Analysing three parts of ceramic cooking pots — charred stays, internal floor residues and lipids absorbed throughout the ceramic partitions — could assist archaeologists uncover detailed timelines of culinary cooking practices utilized by historic civilizations. The findings, from a year-long cooking experiment, are revealed this week in Scientific Experiences.
Led by scientists Melanie Miller, Helen Whelton and Jillian Swift, a workforce of seven archaeologists repetitively cooked the identical substances in unglazed ceramic pots as soon as per week over the course of 1 yr, then modified recipes for the ultimate cooking occasion to review whether or not remaining residues could symbolize the final meal cooked or an accumulation of cooking occasions over the whole period of time a vessel has been used. Recipes included substances similar to wheat, maize and venison.

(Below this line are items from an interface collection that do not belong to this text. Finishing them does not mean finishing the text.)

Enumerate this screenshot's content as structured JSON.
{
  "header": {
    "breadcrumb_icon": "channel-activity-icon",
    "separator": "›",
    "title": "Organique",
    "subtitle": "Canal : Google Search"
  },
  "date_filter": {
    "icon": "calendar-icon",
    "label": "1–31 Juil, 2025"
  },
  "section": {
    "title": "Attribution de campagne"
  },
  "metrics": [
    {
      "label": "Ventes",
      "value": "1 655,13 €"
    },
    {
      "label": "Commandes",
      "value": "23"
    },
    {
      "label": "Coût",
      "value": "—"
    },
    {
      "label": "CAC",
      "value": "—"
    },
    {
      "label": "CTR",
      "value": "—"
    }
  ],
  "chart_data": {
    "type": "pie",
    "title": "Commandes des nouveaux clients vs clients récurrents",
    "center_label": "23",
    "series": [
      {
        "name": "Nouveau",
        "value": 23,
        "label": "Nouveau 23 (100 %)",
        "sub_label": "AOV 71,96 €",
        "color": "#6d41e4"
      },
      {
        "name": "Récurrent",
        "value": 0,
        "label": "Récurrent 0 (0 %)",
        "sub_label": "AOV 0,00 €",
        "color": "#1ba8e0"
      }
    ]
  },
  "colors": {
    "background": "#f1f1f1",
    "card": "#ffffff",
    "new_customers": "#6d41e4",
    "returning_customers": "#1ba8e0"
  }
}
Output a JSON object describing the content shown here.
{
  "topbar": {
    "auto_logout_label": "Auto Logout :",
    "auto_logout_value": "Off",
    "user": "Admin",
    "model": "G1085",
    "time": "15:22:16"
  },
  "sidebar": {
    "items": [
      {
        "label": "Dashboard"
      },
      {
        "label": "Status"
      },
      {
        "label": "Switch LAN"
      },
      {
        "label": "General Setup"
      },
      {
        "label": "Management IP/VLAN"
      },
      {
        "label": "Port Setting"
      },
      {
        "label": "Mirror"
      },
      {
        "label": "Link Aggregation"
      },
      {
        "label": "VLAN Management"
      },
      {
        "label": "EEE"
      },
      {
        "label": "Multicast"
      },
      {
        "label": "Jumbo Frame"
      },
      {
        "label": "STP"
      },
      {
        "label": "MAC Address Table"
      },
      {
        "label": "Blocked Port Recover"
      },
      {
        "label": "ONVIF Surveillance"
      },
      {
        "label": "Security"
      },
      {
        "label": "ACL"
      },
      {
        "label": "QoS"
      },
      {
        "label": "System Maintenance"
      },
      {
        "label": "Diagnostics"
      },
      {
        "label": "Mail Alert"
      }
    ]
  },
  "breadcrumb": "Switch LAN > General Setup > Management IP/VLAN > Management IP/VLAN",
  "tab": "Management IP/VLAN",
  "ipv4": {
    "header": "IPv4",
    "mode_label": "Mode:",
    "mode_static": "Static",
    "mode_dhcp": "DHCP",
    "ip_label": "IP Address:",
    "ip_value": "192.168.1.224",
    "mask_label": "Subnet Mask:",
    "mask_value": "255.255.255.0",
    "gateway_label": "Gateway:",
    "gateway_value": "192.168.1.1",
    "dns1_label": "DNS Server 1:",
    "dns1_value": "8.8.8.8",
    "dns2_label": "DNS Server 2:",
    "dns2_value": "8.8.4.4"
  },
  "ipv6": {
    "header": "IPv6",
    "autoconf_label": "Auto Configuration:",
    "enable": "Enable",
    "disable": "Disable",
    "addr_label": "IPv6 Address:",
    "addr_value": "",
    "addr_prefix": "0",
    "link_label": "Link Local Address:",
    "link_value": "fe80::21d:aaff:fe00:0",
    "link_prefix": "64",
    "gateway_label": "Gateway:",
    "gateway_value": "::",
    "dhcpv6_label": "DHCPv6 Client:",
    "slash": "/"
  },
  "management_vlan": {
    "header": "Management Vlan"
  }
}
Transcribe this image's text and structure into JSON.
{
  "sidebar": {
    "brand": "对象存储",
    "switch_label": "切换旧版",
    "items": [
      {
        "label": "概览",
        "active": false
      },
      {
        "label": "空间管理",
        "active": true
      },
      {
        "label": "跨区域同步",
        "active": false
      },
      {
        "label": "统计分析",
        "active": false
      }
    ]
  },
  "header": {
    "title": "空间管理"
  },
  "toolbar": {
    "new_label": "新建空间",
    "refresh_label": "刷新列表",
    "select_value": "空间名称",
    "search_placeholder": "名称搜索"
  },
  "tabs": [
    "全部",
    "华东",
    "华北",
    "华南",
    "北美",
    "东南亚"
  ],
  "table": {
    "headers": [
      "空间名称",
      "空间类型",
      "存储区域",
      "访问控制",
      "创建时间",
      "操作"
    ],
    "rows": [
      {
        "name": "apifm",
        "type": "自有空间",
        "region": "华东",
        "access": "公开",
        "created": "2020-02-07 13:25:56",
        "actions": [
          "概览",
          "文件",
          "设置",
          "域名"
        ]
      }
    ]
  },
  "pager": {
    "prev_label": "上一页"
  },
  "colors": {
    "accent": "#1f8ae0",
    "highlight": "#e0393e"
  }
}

Chemical evaluation of the carbon and nitrogen isotopic values of residues current within the ceramic pots, contributed by carbohydrates, lipids and proteins from the meals cooked, recommend that the stays of burnt meals left inside every vessel symbolize the ultimate substances and alter with every meal.
|Single cooking pot [Credit: Jillian Swift]|
The chemical composition of the skinny residue layer fashioned on the within floor of the cooking pot and in most direct contact with the meals when cooking represents a mix of earlier meals, however most intently resembles that of the ultimate meal.
Additional evaluation additionally means that lipids are absorbed into the partitions of the ceramic vessel over a lot of cooking occasions and aren’t instantly changed by the brand new recipes however are as a substitute slowly changed over time, representing a mix of the substances cooked over the whole period of time the vessel was in use.
Evaluation of all three residues reveal cooking occasions throughout totally different time scales for ceramic vessels and will allow archaeologists to higher perceive the assorted assets utilized by historic cultures and to estimate the lifespan of pottery utilized in meal preparation.